Did Pope Francis say that the rights of Muslim migrants are more important than any country’s safety concerns about them?
That’s what a largely plagiarized story on the website opreminfo.com claimed. But what he said was more nuanced.
Facebook flagged this story as part of the company’s efforts to combat false news and misinformation on its News Feed. (Read more about our partnership with Facebook.)
So we decided to investigate.
It turns out that a large part of the article is copied, word-for-word, from a 2017 Reuters article titled, "Pope says migrants’ rights should override national security concerns." The only differences between the two are that the opreminfo.com article omits the final two paragraphs of the Reuters story, and it also has a different headline singling out Muslim migrants.

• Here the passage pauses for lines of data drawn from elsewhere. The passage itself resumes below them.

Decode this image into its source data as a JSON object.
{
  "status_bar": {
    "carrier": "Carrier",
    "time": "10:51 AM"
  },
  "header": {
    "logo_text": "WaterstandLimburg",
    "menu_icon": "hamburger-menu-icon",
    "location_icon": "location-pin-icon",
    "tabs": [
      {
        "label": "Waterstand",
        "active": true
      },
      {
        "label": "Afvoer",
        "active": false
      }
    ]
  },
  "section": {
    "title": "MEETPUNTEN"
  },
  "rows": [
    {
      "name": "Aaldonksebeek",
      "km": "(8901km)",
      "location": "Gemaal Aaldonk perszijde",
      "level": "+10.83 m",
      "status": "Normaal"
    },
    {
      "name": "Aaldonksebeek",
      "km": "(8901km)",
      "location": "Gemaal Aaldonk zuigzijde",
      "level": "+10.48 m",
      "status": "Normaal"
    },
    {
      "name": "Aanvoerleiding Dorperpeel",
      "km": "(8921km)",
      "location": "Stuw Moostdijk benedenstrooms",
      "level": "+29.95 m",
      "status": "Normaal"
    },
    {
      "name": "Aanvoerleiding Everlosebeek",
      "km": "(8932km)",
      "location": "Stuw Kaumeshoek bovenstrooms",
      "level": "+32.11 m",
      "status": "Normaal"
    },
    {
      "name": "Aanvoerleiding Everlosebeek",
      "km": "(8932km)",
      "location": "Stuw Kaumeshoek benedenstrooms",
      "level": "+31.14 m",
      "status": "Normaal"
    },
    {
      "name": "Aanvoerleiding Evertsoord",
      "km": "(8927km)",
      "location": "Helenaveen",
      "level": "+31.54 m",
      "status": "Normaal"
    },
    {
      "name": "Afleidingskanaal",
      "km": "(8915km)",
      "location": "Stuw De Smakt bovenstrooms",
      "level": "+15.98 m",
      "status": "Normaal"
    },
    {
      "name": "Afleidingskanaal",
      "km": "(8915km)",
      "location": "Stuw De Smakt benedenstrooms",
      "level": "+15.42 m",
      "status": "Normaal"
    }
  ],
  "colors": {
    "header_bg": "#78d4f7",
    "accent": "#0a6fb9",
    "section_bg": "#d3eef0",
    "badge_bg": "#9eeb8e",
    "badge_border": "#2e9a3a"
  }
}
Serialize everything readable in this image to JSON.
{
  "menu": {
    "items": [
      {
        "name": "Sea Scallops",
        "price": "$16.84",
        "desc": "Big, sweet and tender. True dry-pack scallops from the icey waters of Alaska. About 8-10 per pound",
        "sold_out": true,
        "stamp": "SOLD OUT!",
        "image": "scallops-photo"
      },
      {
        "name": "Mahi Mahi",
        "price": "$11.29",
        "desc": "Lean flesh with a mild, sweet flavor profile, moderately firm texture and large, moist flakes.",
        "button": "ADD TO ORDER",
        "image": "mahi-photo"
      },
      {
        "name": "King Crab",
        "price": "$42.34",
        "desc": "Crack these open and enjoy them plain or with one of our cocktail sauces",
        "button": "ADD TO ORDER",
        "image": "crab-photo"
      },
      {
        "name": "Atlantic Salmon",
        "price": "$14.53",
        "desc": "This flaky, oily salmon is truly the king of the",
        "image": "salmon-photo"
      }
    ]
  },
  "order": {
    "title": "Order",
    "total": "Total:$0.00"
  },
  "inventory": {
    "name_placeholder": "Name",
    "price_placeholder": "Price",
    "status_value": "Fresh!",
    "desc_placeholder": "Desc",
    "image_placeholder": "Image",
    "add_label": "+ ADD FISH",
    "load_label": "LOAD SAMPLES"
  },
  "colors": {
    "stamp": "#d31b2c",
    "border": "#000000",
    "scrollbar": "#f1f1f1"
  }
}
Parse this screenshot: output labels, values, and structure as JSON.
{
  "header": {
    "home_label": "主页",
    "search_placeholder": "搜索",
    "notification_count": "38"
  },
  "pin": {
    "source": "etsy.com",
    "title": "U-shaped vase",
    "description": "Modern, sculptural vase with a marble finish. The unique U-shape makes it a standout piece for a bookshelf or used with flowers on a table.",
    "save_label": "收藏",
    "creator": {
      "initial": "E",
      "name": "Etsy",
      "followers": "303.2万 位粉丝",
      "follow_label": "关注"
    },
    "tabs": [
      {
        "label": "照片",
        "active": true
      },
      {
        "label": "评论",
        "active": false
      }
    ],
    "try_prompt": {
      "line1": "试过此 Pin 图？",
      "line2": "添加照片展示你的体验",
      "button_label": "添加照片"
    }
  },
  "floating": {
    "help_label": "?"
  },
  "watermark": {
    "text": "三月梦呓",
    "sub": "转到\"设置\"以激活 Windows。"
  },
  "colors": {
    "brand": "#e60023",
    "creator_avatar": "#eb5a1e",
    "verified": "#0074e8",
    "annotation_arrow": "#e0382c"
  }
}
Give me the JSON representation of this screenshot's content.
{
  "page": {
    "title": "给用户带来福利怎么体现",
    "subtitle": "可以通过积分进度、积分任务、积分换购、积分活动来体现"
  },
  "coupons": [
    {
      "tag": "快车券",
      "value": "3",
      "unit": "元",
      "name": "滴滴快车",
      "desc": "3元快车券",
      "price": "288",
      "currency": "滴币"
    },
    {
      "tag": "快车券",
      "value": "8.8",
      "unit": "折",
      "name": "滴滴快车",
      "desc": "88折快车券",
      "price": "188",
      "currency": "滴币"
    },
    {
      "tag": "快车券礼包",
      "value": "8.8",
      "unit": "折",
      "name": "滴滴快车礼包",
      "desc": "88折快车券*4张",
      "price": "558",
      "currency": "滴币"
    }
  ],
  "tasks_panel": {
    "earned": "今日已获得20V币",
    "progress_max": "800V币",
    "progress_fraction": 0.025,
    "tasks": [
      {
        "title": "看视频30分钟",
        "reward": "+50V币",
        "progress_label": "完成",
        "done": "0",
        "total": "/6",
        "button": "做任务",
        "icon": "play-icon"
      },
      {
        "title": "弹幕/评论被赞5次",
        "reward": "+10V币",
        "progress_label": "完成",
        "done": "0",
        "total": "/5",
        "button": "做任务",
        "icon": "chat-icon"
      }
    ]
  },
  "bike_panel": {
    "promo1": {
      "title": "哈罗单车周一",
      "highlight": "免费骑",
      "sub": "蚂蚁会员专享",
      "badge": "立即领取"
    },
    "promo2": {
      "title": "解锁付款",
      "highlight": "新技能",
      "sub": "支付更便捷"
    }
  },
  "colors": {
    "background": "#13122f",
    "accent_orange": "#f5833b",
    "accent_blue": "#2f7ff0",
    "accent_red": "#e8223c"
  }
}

Reuters is a reputable source, and a 2017 Guardian article corroborates much of their story.
But this recently posted article has a few problems.
First, there's an issue of timing.
The story begins with the statement, "Pope Francis urged political leaders on Monday to defend migrants." The Reuters article began with those same words, but it was published in August 2017, and was referring to a message the pope put out that same month, ahead of the Roman Catholic Church’s World Day of Migrants and Refugees.
In it, the pope reiterates an earlier address and says, "Our shared response may be articulated by four verbs: to welcome, to protect, to promote and to integrate."
He then goes on to describe the task of "welcoming" as follows:
"Once again, I want to emphasize the importance of offering migrants and refugees adequate and dignified initial accommodation … The principle of the centrality of the human person, firmly stated by my beloved predecessor, Benedict XVI, obliges us to always prioritize personal safety over national security … The situation of migrants, asylum seekers and refugees requires that they be guaranteed personal safety and access to basic services. For the sake of the fundamental dignity of every human person, we must strive to find alternative solutions to detention for those who enter a country without authorization."
The opreminfo.com article, published July 10, 2018, refers to that message. However, it says the pope "urged political leaders on Monday," even though the pope’s remarks were published nearly a year ago.
Secondly, the Reuters article makes no reference to "Muslim migrants." Rather, it mentions that the pope called for "broader options for migrants and refugees to enter destination countries safely and legally."
We didn’t find any reference to Muslim migrants in the pope’s message.
An article on Facebook claimed, "Pope says that the rights of Muslim migrants trump any safety concerns that you might have with them in your country."
The pope discussed ensuring all migrants' "personal safety over national security." But this article cherry-picked a subgroup of migrants to make it seem like he was only talking about Muslims.
In addition, the text of the article is copied from a 2017 Reuters article, even though it is framed as though the speech happened recently.
For a partially accurate claim that takes things out of context, we rate this headline Half True.